» EXERCISE PROMPT
The records follow. Filter them to the lines that hold "site".

» DATA UNDER STUDY
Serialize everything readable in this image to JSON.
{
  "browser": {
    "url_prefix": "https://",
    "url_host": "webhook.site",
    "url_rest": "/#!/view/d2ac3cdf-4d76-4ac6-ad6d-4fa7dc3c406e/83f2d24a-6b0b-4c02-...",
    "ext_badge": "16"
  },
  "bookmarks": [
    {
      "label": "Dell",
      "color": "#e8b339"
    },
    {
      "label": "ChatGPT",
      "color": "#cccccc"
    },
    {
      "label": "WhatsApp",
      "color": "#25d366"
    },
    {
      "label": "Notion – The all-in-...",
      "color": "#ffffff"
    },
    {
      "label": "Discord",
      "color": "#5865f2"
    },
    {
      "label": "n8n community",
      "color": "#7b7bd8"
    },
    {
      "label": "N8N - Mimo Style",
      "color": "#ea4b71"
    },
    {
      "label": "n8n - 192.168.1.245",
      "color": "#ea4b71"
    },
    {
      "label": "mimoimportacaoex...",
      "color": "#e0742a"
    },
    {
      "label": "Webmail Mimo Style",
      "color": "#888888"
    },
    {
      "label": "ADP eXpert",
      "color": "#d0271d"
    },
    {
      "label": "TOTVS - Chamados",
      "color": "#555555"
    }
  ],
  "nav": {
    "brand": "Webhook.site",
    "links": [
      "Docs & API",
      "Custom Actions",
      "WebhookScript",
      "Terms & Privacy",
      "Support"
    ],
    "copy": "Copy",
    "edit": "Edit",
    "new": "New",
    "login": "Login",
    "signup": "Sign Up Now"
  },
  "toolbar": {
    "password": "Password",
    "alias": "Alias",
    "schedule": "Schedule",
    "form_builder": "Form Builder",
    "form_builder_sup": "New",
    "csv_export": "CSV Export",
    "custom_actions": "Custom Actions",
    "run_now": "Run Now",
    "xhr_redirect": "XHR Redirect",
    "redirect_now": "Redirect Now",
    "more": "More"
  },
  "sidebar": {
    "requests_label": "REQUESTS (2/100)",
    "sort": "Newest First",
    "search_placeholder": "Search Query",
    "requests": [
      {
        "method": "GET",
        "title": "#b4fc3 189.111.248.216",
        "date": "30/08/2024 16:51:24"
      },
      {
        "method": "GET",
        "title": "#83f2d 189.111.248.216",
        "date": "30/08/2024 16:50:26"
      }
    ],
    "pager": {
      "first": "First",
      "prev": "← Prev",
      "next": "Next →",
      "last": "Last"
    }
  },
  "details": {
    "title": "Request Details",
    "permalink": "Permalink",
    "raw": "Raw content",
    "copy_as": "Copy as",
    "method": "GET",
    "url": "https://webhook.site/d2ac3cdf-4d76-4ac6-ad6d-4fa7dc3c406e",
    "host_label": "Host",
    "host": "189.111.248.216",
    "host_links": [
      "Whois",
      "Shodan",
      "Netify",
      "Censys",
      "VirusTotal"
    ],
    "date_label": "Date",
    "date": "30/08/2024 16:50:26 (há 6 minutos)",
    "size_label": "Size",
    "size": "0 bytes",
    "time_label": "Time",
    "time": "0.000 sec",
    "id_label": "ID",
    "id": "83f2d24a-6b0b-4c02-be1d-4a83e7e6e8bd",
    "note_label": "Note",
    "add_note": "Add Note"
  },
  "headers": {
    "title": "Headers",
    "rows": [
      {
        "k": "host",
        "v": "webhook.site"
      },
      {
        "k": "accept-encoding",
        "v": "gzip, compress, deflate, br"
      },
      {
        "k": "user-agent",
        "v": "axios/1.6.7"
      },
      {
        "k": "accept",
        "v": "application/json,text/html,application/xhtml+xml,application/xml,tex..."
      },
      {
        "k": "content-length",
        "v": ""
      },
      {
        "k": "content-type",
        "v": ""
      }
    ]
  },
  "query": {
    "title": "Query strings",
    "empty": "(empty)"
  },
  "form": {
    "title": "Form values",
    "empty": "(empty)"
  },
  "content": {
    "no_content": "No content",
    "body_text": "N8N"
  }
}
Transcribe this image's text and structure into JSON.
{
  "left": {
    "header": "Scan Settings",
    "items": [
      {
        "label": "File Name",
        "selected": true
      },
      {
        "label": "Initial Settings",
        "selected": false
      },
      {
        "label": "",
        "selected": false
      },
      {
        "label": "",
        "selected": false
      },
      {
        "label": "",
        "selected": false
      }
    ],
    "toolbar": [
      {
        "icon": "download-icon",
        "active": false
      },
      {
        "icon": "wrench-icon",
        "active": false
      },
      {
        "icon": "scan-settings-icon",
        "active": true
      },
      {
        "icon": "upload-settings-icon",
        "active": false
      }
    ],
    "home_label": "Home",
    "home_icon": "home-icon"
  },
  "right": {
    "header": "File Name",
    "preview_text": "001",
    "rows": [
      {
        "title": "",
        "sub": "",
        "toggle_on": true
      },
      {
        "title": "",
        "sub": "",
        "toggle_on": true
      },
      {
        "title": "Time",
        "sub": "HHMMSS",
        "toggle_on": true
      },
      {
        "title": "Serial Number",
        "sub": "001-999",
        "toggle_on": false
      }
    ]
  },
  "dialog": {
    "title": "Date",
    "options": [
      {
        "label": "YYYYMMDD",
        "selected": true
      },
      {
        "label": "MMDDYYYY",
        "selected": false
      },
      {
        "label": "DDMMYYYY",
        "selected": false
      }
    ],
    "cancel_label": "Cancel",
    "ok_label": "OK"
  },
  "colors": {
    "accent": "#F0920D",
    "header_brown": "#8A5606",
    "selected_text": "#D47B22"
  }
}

» EXPECTED ANSWER
    "url_host": "webhook.site",
    "brand": "Webhook.site",
    "url": "https://webhook.site/d2ac3cdf-4d76-4ac6-ad6d-4fa7dc3c406e",
        "v": "webhook.site"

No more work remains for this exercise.